In today's high tech environment, for even the smallest firms, financial and management accounting functions are increasingly likely to be computerized. Specialized software that can be customized to fit individual requirements will perform a host of functions, including accounts payable, payroll, job costing, general ledger, accounts receivable, time and material billing, human resources and equipment management.
The software can be fully integrated to work hand-in-hand with field operations – estimating and project management – with all of the processes done over the internet. While the initial investment in these systems can be high, and getting everything up and running can take some time and require training, the benefits in terms of streamlined operations and management are certainly worth the effort and cost.
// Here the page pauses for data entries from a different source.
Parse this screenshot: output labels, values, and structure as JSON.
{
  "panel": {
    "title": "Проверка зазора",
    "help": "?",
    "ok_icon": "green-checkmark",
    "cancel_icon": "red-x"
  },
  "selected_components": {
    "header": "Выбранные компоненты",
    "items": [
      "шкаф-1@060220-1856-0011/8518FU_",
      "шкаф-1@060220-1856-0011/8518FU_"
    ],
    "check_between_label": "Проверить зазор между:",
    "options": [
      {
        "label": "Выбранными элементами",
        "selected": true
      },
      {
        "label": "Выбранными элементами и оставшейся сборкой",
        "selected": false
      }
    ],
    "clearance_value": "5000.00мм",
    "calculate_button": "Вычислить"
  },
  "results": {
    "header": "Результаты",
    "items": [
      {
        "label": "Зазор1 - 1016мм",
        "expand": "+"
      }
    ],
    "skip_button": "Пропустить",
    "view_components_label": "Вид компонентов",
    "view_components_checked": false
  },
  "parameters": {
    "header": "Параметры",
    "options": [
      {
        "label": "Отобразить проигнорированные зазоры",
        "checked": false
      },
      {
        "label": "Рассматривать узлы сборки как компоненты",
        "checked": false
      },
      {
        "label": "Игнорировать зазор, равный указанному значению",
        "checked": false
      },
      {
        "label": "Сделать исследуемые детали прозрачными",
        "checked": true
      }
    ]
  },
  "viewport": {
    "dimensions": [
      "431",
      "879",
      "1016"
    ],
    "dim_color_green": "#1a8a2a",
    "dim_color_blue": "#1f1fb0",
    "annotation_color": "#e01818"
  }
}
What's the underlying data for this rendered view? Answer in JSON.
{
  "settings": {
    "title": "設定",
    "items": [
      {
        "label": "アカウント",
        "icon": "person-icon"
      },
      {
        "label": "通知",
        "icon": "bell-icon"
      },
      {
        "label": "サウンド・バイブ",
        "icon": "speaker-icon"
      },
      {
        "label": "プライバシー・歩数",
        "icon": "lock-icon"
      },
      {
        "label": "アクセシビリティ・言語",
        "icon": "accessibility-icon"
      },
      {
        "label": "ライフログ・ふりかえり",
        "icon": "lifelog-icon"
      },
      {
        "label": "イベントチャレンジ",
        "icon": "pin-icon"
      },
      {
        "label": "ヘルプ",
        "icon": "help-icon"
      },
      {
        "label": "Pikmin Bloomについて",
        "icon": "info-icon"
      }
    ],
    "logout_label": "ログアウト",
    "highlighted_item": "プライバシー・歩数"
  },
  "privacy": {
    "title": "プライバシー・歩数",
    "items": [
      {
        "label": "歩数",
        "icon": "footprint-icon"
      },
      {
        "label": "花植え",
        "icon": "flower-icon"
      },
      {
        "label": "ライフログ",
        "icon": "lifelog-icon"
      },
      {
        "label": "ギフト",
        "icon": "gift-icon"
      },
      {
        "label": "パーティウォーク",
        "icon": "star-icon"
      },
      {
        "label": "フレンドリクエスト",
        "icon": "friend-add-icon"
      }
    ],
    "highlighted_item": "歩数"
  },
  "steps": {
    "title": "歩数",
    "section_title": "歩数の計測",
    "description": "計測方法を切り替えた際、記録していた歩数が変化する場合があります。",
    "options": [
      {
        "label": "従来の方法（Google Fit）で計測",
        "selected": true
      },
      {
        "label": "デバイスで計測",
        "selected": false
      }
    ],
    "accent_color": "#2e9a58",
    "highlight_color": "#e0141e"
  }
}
A Washington, NC-based general contractor, WIMCO Corp. began as a scrap metal business in 1950 and has grown into a multiple-award winning general contractor with annual revenues of $50 million. WIMCO Corp.'s growth and success have been greatly enhanced since 1998 by its use of financial and management software applications from Computer Guidance Corporation (CGC), which have had a significant impact on the company's bottom line.
WIMCO Corp. uses CGC applications for all financial and management functions, except for estimating software, which comes from Timberline Software. The company employs four servers – one for email, one for BlackBerry communications, one for file sharing and archiving, and the fourth a web server for financial management.
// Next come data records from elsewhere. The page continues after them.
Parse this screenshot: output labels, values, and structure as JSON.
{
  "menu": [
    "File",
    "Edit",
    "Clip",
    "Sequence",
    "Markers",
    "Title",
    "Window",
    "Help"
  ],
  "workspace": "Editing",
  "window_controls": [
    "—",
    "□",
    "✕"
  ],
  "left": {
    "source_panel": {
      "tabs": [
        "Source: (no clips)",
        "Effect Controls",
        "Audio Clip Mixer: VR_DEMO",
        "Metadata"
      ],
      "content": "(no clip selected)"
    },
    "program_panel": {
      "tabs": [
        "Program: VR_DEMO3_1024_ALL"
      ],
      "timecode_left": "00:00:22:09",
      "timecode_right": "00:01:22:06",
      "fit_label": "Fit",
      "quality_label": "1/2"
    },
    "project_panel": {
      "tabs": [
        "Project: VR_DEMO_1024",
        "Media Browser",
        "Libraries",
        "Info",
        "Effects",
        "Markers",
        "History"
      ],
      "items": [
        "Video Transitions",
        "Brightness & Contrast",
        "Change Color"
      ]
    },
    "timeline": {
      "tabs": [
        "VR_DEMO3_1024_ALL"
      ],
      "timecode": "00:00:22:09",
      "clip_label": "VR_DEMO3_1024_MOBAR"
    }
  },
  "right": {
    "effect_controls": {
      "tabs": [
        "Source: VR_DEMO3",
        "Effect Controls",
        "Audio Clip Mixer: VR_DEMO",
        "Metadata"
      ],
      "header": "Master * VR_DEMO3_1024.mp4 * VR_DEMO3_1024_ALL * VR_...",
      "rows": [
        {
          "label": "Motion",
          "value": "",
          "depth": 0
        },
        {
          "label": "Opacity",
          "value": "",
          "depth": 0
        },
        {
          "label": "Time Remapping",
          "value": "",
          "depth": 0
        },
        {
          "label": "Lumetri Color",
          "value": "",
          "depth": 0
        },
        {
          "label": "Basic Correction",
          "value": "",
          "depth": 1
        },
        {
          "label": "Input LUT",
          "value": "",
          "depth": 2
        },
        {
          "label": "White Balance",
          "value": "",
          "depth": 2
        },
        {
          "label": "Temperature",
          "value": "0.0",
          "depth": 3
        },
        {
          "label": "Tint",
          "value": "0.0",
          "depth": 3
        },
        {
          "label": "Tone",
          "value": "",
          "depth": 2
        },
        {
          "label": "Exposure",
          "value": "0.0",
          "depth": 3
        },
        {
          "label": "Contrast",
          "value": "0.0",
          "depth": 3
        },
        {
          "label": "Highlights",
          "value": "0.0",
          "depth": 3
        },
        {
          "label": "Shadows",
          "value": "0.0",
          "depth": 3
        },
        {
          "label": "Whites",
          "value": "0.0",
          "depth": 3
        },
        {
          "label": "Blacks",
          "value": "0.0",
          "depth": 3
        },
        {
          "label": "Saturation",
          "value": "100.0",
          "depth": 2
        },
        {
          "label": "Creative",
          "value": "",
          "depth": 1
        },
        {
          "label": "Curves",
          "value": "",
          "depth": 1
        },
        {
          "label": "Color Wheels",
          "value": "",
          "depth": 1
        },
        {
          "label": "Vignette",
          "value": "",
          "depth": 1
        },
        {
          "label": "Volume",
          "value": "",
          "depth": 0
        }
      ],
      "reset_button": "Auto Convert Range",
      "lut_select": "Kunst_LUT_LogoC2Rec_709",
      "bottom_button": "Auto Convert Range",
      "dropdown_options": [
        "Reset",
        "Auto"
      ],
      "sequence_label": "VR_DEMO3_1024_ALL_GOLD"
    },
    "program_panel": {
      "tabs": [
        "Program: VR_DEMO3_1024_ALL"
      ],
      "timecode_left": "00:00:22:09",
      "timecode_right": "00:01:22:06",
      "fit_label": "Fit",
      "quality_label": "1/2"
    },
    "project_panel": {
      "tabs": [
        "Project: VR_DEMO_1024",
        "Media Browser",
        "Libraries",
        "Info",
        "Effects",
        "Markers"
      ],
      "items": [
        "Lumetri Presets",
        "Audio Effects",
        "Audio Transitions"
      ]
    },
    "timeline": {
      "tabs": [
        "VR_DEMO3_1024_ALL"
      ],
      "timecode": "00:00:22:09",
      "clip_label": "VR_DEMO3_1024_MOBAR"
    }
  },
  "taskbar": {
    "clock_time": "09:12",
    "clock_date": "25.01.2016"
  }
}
The web-based applications integrate corporate financial operations effectively because they are derived from a single database. For example, information for an invoice keyed into the accounts payable application automatically gets the debit posted and the credit for the liability for that account's expense in the general ledger application. If it is a job-related invoice, it goes directly to the job cost application and is coded according to how the project team assigned it. It also provides an account history to the proper applications for each vendor.
Operations, management and field activities are streamlined because everything from invoices to checks to owner and subcontractor contracts to change orders are scanned into the system. This allows invoices, for example, to be emailed as PDF files to the project superintendent who applies a code and computer signature stamp along with the date and time of approval. Then those invoices are electronically work-flowed into WIMCO Corp.'s system and sent to the proper project managers for approval.
Project managers get emails notifying them when an invoice needs to be approved. They are able to login to the system from anywhere in the world, retrieve email, and approve the invoices. Once approved, the invoices are electronically re-directed to the accounts payable department, which generates the cash disbursements.
Before the imaging system was implemented, what can now be done “instantly” took up to a month. Using web-based integrated applications has saved WIMCO Corp. up to two weeks of time to close out its costs each month.
To facilitate paperwork, WIMCO Corp. even lets some of its regular subcontractors use the system. They are allowed to email invoices, saving on the time and cost of mailing, and will get paid in accordance with the terms of their contracts.
A web-based system clearly allows contractors to be more efficient in the management of the company and individual jobs. It enables management to concentrate on the important issues and frees up project managers and project superintendents to focus on managing their projects.
Even for those who don't consider themselves to be especially computer savvy, web-based integrated applications turn out to be exceptionally easy to use. For example, when a project manager writes a subcontract using project management software, he includes the scope of work, terms, and inclusions and exclusions - based on the details in the bid. The application provides a three-screen entry process and the information shows up on the accounting software. The entire budget imports exactly as it was bid, and no one has to manually key anything into WIMCO Corp.'s accounting system. This is in real time. What took several days to complete can now be done in 10 minutes. Most importantly, web-based applications provide a distinct competitive advantage in a highly competitive business.
Darlene T. Moore is vice president of Finance for WIMCO Corp.